“Monoclonal Antibody Treatments Save Lives,” announced the New York City Department of Health in an October 26 public notice. These treatments “are available and lifesaving,” the agency said, noting that they “have averted at least 1,100 hospitalizations and at least 500 deaths among people treated in New York City.” The agency urged the public to seek out these monoclonal antibody treatments as soon as possible: “When given early after symptom onset, mAb treatments can decrease the risk of hospitalization and death due to COVID-19, which is why it is crucial to get tested for COVID-19 as soon as symptoms begin – the sooner someone is tested, the sooner treatment can begin.”
The city’s health agency quoted its own Health Commissioner Dr. Dave A. Chokshi: “the science shows that monoclonal antibody treatments work and can make all the difference when it comes to the severity of COVID-19 illness.” It thus urged that “treatment should be given as soon as possible after someone tests positive for COVID-19.” Studies from Pfizer, cited by the agency, independently demonstrated just how effective the company’s antiviral treatment, called Paxlovid, can be: it “decreased Covid-19-linked hospitalisation or mortality risk from any cause by 88%.”
New York City Department of Health Press Release, Oct. 26, 2021
But with the Omicron variant now the dominant COVID strain in New York, both the city and state are facing severe shortages in the availability of effective antiviral monoclonal treatments. While Pfizer claimed its antiviral treatment would work against Omicron, the New York State Department of Health issued a memo to all health care providers this week warning that “Sotrovimab (Xevudy) is the only authorized monoclonal antibody product expected to be effective against the omicron variant.” Yet due to “a significant surge in cases and reduced effectiveness of existing therapeutics due to the omicron variant,” the agency warned that “supplies of oral antivirals will be extremely limited initially.” As of this week, the agency also said the same of its monoclonal antibody treatment: “supplies of Sotrovimab are extremely limited.”
These severe shortages mean that there will be far more people who are sick from COVID than there are available doses of antiviral and monoclonal antibodies treatment. That, in turn, requires that healthcare providers make decisions about who should be prioritized to receive such life-saving treatments and who should be deprioritized, and which factors ought to be used to determine priority.
Before determining priority schemes, it must first be determined which groups of COVID patients are eligible at all to receive these potentially life-saving treatments and which from the start are declared ineligible. The state Department of Health memo sets out the list of all factors which must be met in order for a patient to be eligible.
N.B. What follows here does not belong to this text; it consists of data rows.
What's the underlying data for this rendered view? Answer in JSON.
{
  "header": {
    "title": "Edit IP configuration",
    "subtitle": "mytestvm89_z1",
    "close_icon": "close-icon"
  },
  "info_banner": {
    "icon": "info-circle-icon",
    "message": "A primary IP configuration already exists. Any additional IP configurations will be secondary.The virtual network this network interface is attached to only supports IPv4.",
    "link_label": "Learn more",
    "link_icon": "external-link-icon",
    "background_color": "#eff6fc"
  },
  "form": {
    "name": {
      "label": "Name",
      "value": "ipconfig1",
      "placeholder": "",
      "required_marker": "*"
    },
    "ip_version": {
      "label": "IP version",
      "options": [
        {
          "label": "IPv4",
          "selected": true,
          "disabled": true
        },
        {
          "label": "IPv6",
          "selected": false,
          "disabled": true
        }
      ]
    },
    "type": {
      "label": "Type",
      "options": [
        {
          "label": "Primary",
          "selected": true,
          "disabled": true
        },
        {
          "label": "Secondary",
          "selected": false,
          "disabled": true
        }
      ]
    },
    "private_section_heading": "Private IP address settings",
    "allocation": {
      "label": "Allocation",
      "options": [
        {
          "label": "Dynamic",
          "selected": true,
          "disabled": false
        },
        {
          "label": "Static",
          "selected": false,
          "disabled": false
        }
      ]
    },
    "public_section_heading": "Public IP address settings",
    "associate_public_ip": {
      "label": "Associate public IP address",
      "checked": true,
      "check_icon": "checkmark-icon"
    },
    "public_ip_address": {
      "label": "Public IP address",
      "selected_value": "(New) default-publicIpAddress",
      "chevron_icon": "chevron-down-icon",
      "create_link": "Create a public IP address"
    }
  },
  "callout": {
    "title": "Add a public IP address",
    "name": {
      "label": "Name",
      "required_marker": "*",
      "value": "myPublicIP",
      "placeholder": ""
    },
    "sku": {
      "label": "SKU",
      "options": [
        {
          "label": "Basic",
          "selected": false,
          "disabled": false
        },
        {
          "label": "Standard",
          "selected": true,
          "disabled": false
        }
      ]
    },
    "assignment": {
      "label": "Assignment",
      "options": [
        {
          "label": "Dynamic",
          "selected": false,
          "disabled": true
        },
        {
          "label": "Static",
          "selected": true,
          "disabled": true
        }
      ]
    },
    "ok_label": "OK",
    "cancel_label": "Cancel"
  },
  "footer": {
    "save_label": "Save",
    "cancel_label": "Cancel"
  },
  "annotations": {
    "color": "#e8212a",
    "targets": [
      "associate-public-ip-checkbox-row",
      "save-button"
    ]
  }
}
They include age (must be older than 12), COVID status (must have tested positive), and progression of the virus (must have “mild to moderate COVID-19 symptoms”).
Then there is an additional requirement that makes intuitive sense: the COVID patient must “have a medical condition or other factors that increase their risk for severe illness.” It makes sense that the government would seek to prioritize those who are at higher risk for developing severe illness.